“Experimenting time is over. We’ve had four weeks with the new guys and I told them after the game, ‘look, the new guy thing, that’s over.’ Whatever we do, we’re gonna go do with the best 11 that we got.”
That was defensive coordinator John Papuchis moments after Nebraska had given up 465 yards and 6.94 yards per play to South Dakota State two weeks ago. If you’re a Nebraska fan, it’s what you wanted to hear. Yes, the Huskers are really young on defense — perhaps more so than anyone even expected prior to the season — but with a season hanging in the balance, all that matters going forward are results.
Good. Responsibility box checked. But what about those results?
Odds are Nebraska’s inexperience will be easier to agree to ignore — at least for the coaches — than it is to overcome based on past performances across college football. I was asked on the Hail Varsity Radio show last week whether or not we should’ve seen the Huskers’ struggles coming and I didn’t provide a very good answer, which is disappointing because a) I’ve asked myself that question a lot over the first four weeks of the season, and b) I looked at this very question all the way back in June.
The numbers then all indicated that any defense returning four starters or fewer wasn’t likely to be better in the upcoming season. My research showed that, based on stats across college football from 2008 to 2012, Nebraska had about a 3-2 shot at improving either its yards or points allowed per game and a 3-1 shot at improving both.
How have those numbers held up over the first month of the 2013 season? Remarkably well. There were 20 FBS teams that entered this year with four or fewer returning starters on defense according to Phil Steele (the same method for determining returning starters in the previous story). Of that group, there are just four teams (20.0%) that are allowing fewer yards and points per game than they were at this point last season with an experienced defense. That’s the equivalent of 4-1 odds, so just slightly worse given the small sample size early this season.

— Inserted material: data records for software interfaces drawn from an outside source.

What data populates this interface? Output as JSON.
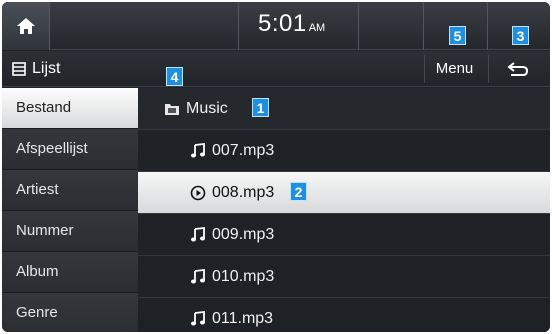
{
  "status": {
    "time": "5:01",
    "ampm": "AM"
  },
  "titlebar": {
    "title": "Lijst",
    "menu_label": "Menu"
  },
  "callouts": {
    "back": "3",
    "list_header": "4",
    "menu": "5",
    "folder": "1",
    "selected": "2"
  },
  "sidebar": {
    "items": [
      {
        "label": "Bestand",
        "active": true
      },
      {
        "label": "Afspeellijst",
        "active": false
      },
      {
        "label": "Artiest",
        "active": false
      },
      {
        "label": "Nummer",
        "active": false
      },
      {
        "label": "Album",
        "active": false
      },
      {
        "label": "Genre",
        "active": false
      }
    ]
  },
  "list": {
    "folder": "Music",
    "files": [
      {
        "name": "007.mp3",
        "icon": "music-note-icon",
        "playing": false
      },
      {
        "name": "008.mp3",
        "icon": "play-circle-icon",
        "playing": true
      },
      {
        "name": "009.mp3",
        "icon": "music-note-icon",
        "playing": false
      },
      {
        "name": "010.mp3",
        "icon": "music-note-icon",
        "playing": false
      },
      {
        "name": "011.mp3",
        "icon": "music-note-icon",
        "playing": false
      }
    ]
  },
  "colors": {
    "callout": "#1f8fe0",
    "background": "#1f2226",
    "selection": "#e6e7e9"
  }
}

Ohio State and Florida are both giving up fewer yards this year and the exact same amount of points, which I’ll consider an improvement given the precedent for teams with their level of experience. Louisiana Tech is better in both categories thanks largely to facing 10 fewer plays per game now that Sonny Dykes and his high-flying offense are out in Berkeley now. Kansas simply appears to be better in year two under defensive coordinator Dave Campo.

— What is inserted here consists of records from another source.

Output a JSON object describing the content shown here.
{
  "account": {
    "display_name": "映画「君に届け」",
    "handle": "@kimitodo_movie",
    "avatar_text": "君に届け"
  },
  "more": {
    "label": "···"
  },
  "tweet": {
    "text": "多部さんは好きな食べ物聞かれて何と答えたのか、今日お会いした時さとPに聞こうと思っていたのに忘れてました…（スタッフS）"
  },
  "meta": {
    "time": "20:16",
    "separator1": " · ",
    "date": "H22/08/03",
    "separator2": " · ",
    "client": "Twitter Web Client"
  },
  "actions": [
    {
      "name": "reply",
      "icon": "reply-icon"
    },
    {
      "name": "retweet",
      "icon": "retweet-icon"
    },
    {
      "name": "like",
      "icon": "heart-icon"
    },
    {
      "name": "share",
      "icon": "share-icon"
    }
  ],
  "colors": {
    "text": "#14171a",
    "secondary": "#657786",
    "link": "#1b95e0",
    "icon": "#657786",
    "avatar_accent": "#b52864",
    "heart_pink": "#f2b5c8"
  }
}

Of the 16 remaining teams, 11 of them are worse in both yards and points per game, including Nebraska. Here’s how it looks graphically for the 11 BCS conference schools with four or fewer returning starters.
I gave Nebraska about a 50-50 shot of improving its record based solely on its level of experience defensively coming into the season. After four games this season, I think most Husker fans would be ecstatic if it still seemed like a 1-1 proposition. The Huskers have the schedule, and one more perfectly timed bye week, to possibly do it. That’s this team’s saving grace because the early numbers from 2013 indicate it’s still not the most likely outcome.
The Nebraska coaches aren’t playing the youth card any more, and that’s commendable, but it doesn’t remove that card from the deck.
A few other facts and figures I’m thinking about this week…
–Illinois’ high-flying offense cuts both ways. The Illini are averaging 128.7 more yards per game than they were at this point last year, but the defense is allowing 95.8 more yards per game thanks to the extra burden of facing nearly 10 more plays per game in August and September than they were a year ago. Somehow, and none of the traditional factors offered much of a solution, Illinois is giving up three fewer points per game.
–Speaking of the Illini defense: Illinois is one of the worst teams nationally at preventing points in the red zone. The Illini are giving up red zone points at an 87.5 percent clip (90th nationally) but have been decent at limiting the damage down near the goal line. Illinois is currently giving up a touchdown 56.25 percent of the time (45th nationally). That’s 10 percentage points better than last season.
–I went to the Ole Miss-Alabama last week and heard a stat that was somewhat shocking: The Rebels have beaten the Tide just nine times in a series that dates back to 1894. Even when you consider the respective places of these two schools in the college football pecking order, that’s some domination.